Trish is dealing with the death of her parents, the death of one of her best friends, and the very real war between the factions that will soon be at their front step. Like Divergent, I found that there really wasn’t anything overly special about the book. It was nice story telling. Many complained about the holes in the plot and I had mentioned in my review of Divergent that I was sure these holes would be filled in Insurgent. For the most part they were.
What I didn’t like:
I got a bit tired of Tris wanting to feel up on Four. We get it Tris. You LIKE him. A LOT. You LOVE him. A LOT. It was just a bit much. Tris wishing she was pressed even closer to Four was a bit much in the most random moments and awkward moments (like when people are shooting at them).
For most of the book we have Four stressing how messed up Tris is and how she puts herself in danger needlessly. Personally, I felt as if Veronica Roth wanted to convince me that Tris was mentally unstable. Ok, I felt like Veronica Roth wanted to force feed me the fact that Tris was mentally unstable. I didn’t feel as if she was. Sorry, I didn’t. I felt that she was dealing with losing her entire family, struggling with being a Divergent and what that meant, and finally that she was simply acting like someone who was in a war. Four felt that she would put herself in danger to help others but isn’t that in her nature because she is Abnegation? Why was that so hard to understand? Why was she mentally unstable because she was selfless? You spent the first book telling us what it meant to be an Abnegation member and as a Divergent she is partial to those qualities and the moment she acts upon it she’s chastised for it? Again, she is allowed to be off when it came to dealing with the death of her parents because she really hasn’t been able to.
What I did like:
For the most part I liked how the story unfolded. I liked those moments of tenderness that were shared between Tris and Four. I liked when Tris told Four off at the end. I liked that Tris admitted to not being able to keep it together because she felt this great loss for her parents. I like how different Tris is.

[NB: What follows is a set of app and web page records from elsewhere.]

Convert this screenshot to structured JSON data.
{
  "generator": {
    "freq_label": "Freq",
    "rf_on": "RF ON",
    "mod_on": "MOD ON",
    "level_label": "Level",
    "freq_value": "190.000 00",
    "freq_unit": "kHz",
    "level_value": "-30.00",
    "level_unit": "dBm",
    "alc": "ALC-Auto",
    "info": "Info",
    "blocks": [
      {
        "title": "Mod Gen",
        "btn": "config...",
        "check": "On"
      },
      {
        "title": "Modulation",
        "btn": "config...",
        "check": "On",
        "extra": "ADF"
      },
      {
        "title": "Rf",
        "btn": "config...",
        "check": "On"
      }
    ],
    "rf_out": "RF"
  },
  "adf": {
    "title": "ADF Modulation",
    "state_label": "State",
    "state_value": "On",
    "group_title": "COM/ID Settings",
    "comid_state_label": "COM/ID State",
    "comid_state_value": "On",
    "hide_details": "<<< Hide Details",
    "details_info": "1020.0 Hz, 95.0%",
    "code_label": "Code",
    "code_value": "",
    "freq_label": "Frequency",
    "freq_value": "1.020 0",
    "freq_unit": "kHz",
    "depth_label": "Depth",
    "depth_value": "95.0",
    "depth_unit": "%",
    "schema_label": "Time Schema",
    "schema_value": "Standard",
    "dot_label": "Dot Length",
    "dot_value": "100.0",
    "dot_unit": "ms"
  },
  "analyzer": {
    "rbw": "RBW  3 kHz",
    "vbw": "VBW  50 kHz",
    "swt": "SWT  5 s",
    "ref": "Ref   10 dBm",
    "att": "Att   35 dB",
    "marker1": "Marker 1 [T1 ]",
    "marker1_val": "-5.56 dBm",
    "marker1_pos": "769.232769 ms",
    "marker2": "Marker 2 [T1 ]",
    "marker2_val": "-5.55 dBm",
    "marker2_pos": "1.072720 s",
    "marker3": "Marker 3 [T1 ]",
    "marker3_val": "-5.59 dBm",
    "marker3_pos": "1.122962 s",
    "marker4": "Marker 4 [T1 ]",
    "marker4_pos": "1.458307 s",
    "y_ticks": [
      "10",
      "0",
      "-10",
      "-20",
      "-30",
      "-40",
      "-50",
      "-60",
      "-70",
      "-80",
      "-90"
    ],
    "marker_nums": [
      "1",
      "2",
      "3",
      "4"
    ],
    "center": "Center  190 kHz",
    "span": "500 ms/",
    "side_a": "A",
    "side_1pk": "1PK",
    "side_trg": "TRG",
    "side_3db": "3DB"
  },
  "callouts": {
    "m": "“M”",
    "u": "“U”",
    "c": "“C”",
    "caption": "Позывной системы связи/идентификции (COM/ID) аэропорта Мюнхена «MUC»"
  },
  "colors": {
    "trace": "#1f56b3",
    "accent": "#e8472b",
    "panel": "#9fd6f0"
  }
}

The ending wasn’t as big of a twist as some have been squeeing about. BTW, a few things happened in the ending and neither of it was squee worthy. The cliffhanger was an awkward cliffhanger that didn’t make much sense and will leave you asking a bunch more questions based on what was revealed as fact.